This post in response to a post on Forbes.com called 8 Ways Business School Can Be an Incubator for Your Startup. @UWVelocity asked me to share my thoughts so here it is.
I’m glad that business school worked out so well for the entrepreneur that wrote that post, and I agree that a lot can be gained from attending business, but I don’t think it’s the best thing to do when starting a company. In fact, my advice to anyone who’s serious about entrepreneurship would be to drop out of college immediately (unless maybe they’re at an ivy league school).
The author outlines eight benefits of business school, which I agree are benefits, but I can think of cheaper and more effective ways accomplishing all of them. Her list includes:
- Sounding board for ideas
- Beta customers
- Business school competitions
- Industry connections
- “Spin on the point of view” (or knowledge)
Rather than taking on the excessive amounts of debt that’s required to go to business school, I would start by moving to a populated area with a great startup community. NYC or Silicon Valley. I live in NYC, so I’ll speak for NYC, but I’m sure it’s the same in Silicon Valley and probably some other cities like Boulder, Austin, etc.
In NYC there are events, classes, lectures, pitch events, meetups, etc. pretty much every night. Often times I’m forced to decide between two or more awesome events happening each night. These events are populated by entrepreneurs, startup employees, investors, and aspiring entrepreneurs. The people there can be great sounding boards for ideas, teammates, advisors, and investors. I met the Founder of my company at a conference and I’ve met multiple potential hires for the company at various events.
Finding beta customers in the age of the interweb is easier than ever and in NYC you can find almost any demographic of people If you’re customers are college students, I’d walk onto the NYU or Columbia campus.
Instead of business school competitions, startups can apply to pitch at one of the many public pitch events, network into meetings with investors, use Angellist, or use ohours.org to “refine your business model and begin discussions with VCs or angel investors.”
NYC is filled with large companies, including but not limited to financial services, media and fashion. Networking and cold reach outs can get you meetings with these people.
Lastly, to learn, there are tons of Skillshare classes, many taught by awesome entrepreneurs and investors most nights of the week. Udemy and other similar sites have great videos and online courses that are cheap and effective and don’t require you to attend in person. Lean Startup Machine does classes and seminars that I would highly recommend entrepreneurs and aspiring entrepreneurs attend. Managing a startup is much different than managing a large company and it requires unique knowledge and skillsets. Even blogs and books can be great cost and time-effective resources.

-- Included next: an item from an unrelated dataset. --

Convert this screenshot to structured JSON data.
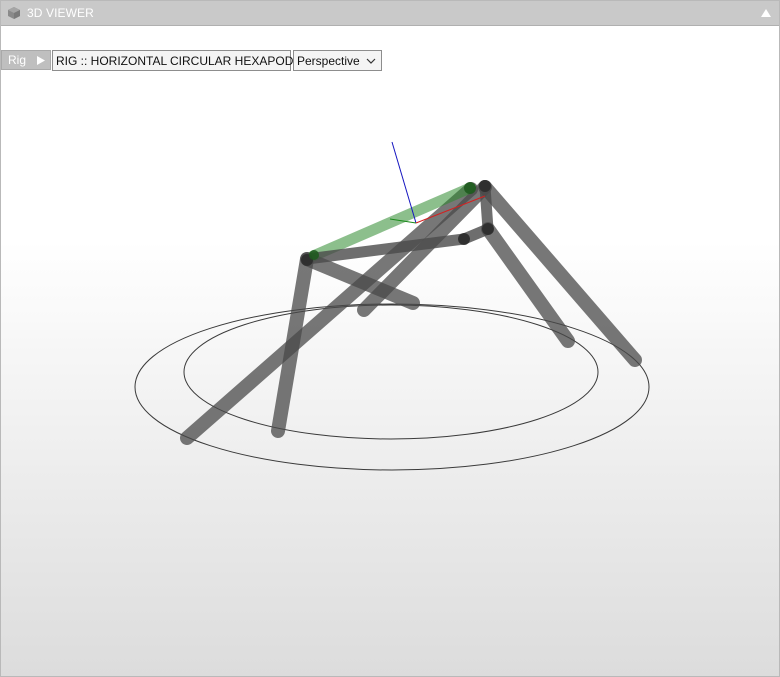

Yes, business school can be a great option for entrepreneurs, but I don’t think it’s the best.